** WHAT IS EXPECTED **
Only the lines from the line containing "Parse this screenshot: output" to the end of the entries, both included, belong in your answer, and each must match exactly.

Records excerpted from a collection:
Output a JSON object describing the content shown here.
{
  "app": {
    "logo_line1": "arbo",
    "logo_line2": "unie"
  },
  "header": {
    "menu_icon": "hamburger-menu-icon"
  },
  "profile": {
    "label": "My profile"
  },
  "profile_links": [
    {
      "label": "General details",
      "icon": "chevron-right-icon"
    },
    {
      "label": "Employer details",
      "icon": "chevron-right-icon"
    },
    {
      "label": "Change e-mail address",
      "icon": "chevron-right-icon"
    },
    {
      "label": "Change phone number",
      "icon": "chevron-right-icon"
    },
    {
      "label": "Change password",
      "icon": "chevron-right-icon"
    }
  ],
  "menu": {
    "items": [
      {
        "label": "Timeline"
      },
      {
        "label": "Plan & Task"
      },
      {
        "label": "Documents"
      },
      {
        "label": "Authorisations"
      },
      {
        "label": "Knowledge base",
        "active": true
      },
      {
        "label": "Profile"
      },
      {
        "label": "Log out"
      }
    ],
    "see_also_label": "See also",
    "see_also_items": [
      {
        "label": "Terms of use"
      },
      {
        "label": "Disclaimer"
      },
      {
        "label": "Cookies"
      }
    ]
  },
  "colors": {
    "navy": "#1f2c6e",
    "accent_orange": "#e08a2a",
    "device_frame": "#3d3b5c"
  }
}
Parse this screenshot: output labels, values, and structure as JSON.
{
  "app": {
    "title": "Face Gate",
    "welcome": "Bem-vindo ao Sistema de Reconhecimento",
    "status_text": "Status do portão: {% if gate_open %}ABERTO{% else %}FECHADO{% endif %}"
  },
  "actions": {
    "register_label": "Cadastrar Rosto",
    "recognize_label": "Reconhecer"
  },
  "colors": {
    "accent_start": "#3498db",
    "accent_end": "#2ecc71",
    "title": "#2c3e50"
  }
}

** ANSWER AREA **
Parse this screenshot: output labels, values, and structure as JSON.
{
  "app": {
    "title": "Face Gate",
    "welcome": "Bem-vindo ao Sistema de Reconhecimento",
    "status_text": "Status do portão: {% if gate_open %}ABERTO{% else %}FECHADO{% endif %}"
  },
  "actions": {
    "register_label": "Cadastrar Rosto",
    "recognize_label": "Reconhecer"
  },
  "colors": {
    "accent_start": "#3498db",
    "accent_end": "#2ecc71",
    "title": "#2c3e50"
  }
}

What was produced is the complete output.